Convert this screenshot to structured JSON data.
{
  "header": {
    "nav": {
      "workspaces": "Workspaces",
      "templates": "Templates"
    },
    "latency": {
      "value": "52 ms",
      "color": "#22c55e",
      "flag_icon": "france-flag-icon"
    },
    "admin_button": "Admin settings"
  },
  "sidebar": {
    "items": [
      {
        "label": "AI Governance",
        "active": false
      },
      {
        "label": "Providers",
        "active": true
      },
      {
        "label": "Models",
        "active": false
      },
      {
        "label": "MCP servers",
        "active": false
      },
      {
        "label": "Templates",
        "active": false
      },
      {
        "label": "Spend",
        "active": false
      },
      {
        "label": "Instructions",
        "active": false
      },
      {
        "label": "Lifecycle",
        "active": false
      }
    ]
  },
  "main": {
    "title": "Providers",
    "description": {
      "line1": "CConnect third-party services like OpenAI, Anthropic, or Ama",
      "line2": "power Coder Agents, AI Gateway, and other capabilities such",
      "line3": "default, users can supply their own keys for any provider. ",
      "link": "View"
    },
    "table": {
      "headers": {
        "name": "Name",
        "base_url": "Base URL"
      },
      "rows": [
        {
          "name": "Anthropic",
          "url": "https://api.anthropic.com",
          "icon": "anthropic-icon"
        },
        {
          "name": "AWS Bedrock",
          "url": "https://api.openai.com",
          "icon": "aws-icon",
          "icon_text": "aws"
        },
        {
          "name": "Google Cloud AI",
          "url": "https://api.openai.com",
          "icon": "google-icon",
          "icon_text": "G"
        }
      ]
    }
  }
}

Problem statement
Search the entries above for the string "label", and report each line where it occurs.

Reply to the exercise
        "label": "AI Governance",
        "label": "Providers",
        "label": "Models",
        "label": "MCP servers",
        "label": "Templates",
        "label": "Spend",
        "label": "Instructions",
        "label": "Lifecycle",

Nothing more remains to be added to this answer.